With the development of tourism on the Island Carter developed a sideline in souvenirs and as early as 1903 was advertising postcards for sale. A few years later advertisements would boast that the company has a stock of 500,000 cards on order. Carter’s served as a wholesale distributor for several lines of goods including souvenirs and postcards which continued to be distributed through the firm into the 1970s and later. Although specializing in later years in stationery and office supplies the stock in trade for Carter and Co. for much of the twentieth century was what was, at the time, termed “smallwares”
One of the largest wholesale distributors of smallwares in Canada was the Toronto firm of Nerlich and Company and much of the Carter stock may have come from them. This large firm had been founded in 1858 and continued in business for more than a century. The impressive building that housed the company at 146 Front Street in Toronto still stands.
Nerlich & Co. also were in the postcard business. Their cards have a distinctive Souvenir Mailing Card back with a wordmark with an intertwined N & C. in the same location on the card as the Carter crown series cards.

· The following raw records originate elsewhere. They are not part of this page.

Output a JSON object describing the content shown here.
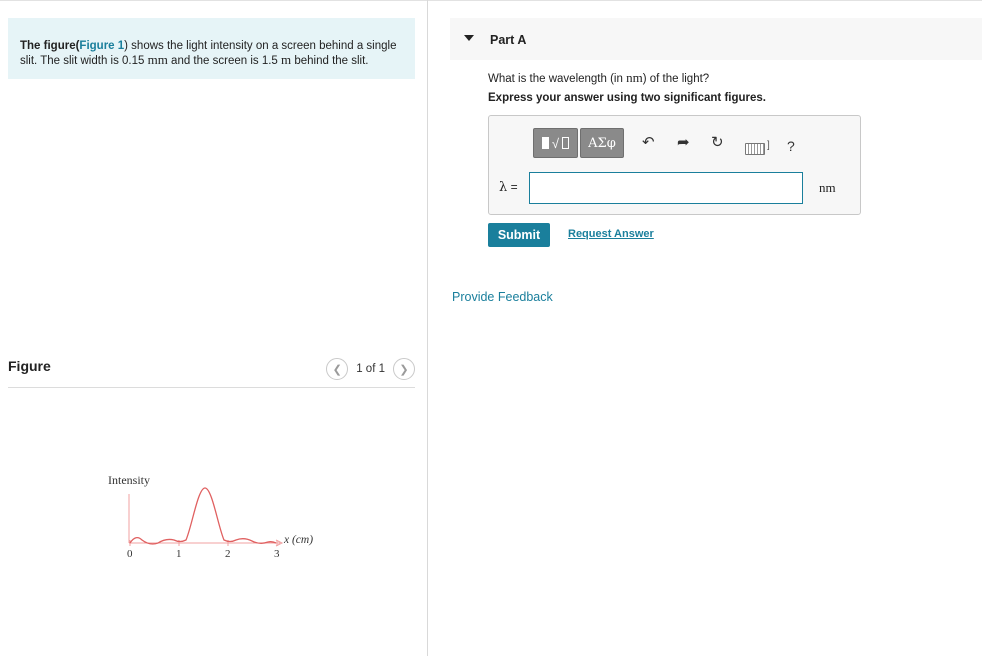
{
  "intro": {
    "prefix": "The figure(",
    "figure_link": "Figure 1",
    "text1": ") shows the light intensity on a screen behind a single slit. The slit width is 0.15 ",
    "unit_mm": "mm",
    "text2": " and the screen is 1.5 ",
    "unit_m": "m",
    "text3": " behind the slit."
  },
  "figure_panel": {
    "title": "Figure",
    "pager_text": "1 of 1",
    "prev_icon": "chevron-left-icon",
    "next_icon": "chevron-right-icon"
  },
  "plot": {
    "ylabel": "Intensity",
    "xlabel": "x (cm)",
    "ticks": [
      "0",
      "1",
      "2",
      "3"
    ],
    "axis_color": "#f0a0a0",
    "curve_color": "#e06060"
  },
  "part": {
    "title": "Part A",
    "question_prefix": "What is the wavelength (in ",
    "question_unit": "nm",
    "question_suffix": ") of the light?",
    "instruction": "Express your answer using two significant figures."
  },
  "toolbar": {
    "greek_label": "ΑΣφ",
    "undo_icon": "undo-icon",
    "redo_icon": "redo-icon",
    "reset_icon": "reset-icon",
    "keyboard_icon": "keyboard-icon",
    "help_label": "?"
  },
  "answer": {
    "variable": "λ",
    "equals": " =",
    "value": "",
    "unit": "nm"
  },
  "actions": {
    "submit_label": "Submit",
    "request_label": "Request Answer",
    "feedback_label": "Provide Feedback"
  },
  "colors": {
    "accent": "#1a7f9c",
    "intro_bg": "#e6f4f7",
    "toolbar_button": "#8a8a8a"
  }
}
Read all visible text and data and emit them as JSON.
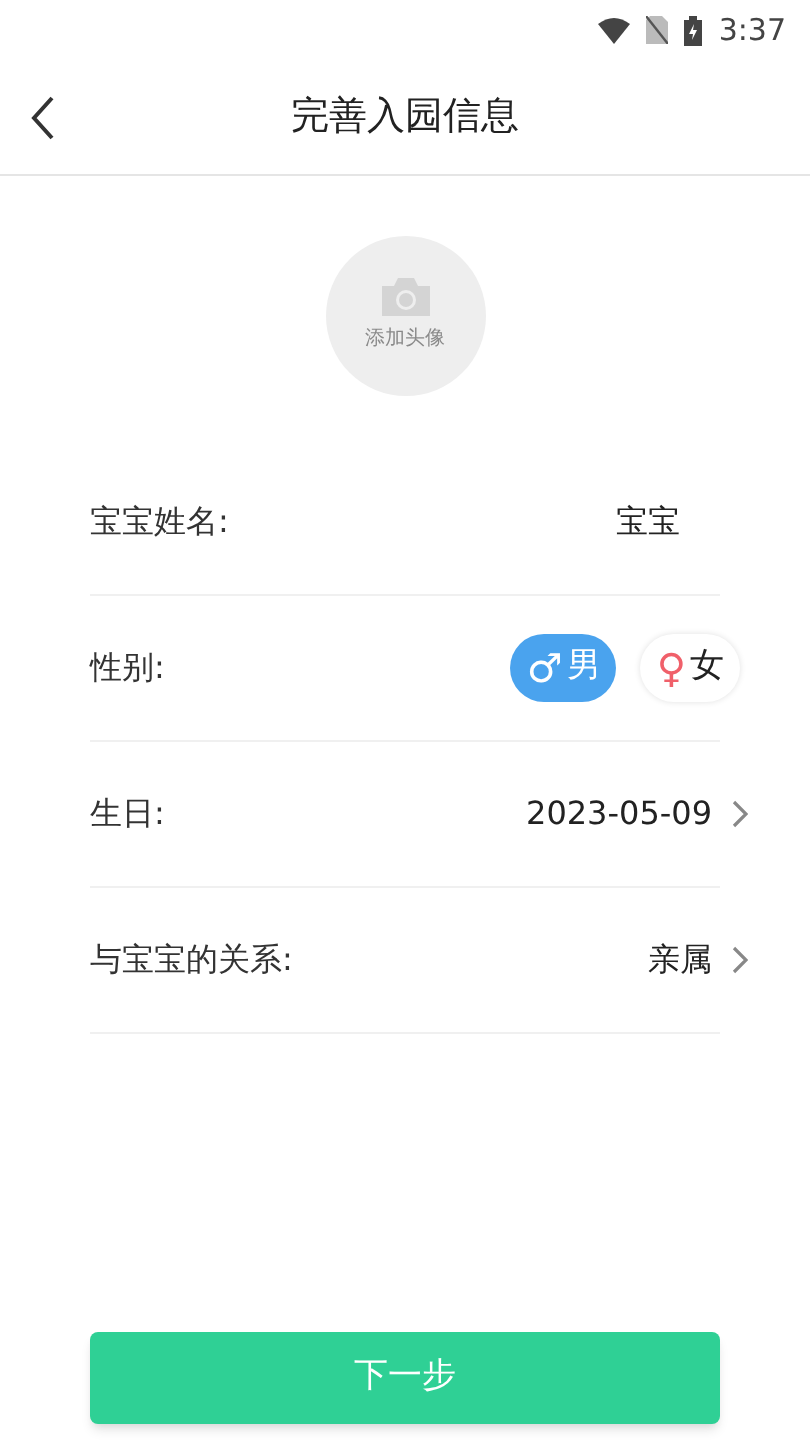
{
  "status_bar": {
    "time": "3:37"
  },
  "header": {
    "title": "完善入园信息"
  },
  "avatar": {
    "label": "添加头像"
  },
  "fields": [
    {
      "kind": "text",
      "label": "宝宝姓名:",
      "value": "宝宝"
    },
    {
      "kind": "gender",
      "label": "性别:",
      "options": [
        {
          "label": "男",
          "symbol": "♂",
          "selected": true
        },
        {
          "label": "女",
          "symbol": "♀",
          "selected": false
        }
      ]
    },
    {
      "kind": "select",
      "label": "生日:",
      "value": "2023-05-09"
    },
    {
      "kind": "select",
      "label": "与宝宝的关系:",
      "value": "亲属"
    }
  ],
  "next_button": {
    "label": "下一步"
  }
}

It is worth noting that the Nerlich cards state “Published by” rather than “Published for” as in the case of the Carter Crown Series cards. The face of the Nerlich cards also include the same design elements and colour palette as seen on the Carter cards. Nerlich cards are relative common for Ontario and a large collection exists for western Canada. Initially I believed that no cards of P.E.I. bore the Nerlich wordmark, but I have since received information to the contrary. [see addendum following example images below] Nerlich had salesmen across the country and wholesale links with manufactures in Japan and Germany. Many pre WW I postcards came from German printers and at least one Nerlich card (from an Ontario location) bears the words “Printed in Germany.” There does not appear to have been any published research to date on Nerlich’s postcard operations in spite of the fact that they were a major producer.
I think there is little doubt that the Carter Red Letter series came as a Prince Edward Island variation of the Nerlich and Co. card output.
There is a related sub-series of Carter cards which carry the Nerlich-type back and other characteristics except that the lettering is in a slightly different typeface and in white letters instead of red.
A selection of Red Letter postcards appears below. Click on any card to begin slide show. For an illustrated catalogue of the 39 Red Letter and 4 White letter known cards in this series click here. As always I would be pleased to learn of any images which might be added to the listings.
2 August 2017 – In my initial posting I stated that no examples of P.E.I. images with the Nerlich wordmark were known to exist. Phil Culhane, a collector from Ottawa has proven me wrong and sent along scans of two Nerlich card with the same images as Carter cards.
The Provincial Building has the same image as a Carter card except the title of the card is on the bottom rather than the top and the title includes the word Canada. The Fort Edward card is exactly the same as the Carter example.
The back of the card is the standard Nerlich design with wordmark and the phrase “Published by Nerlich & Co. Toronto, Canada.” Since then a number of other Nerlich cards published for P.E.I. card sellers have also been located. See the posting titled Drugs…. and Postcards
The obvious question following from this discovery is how many more Nerlich cards of P.E.I. are out there?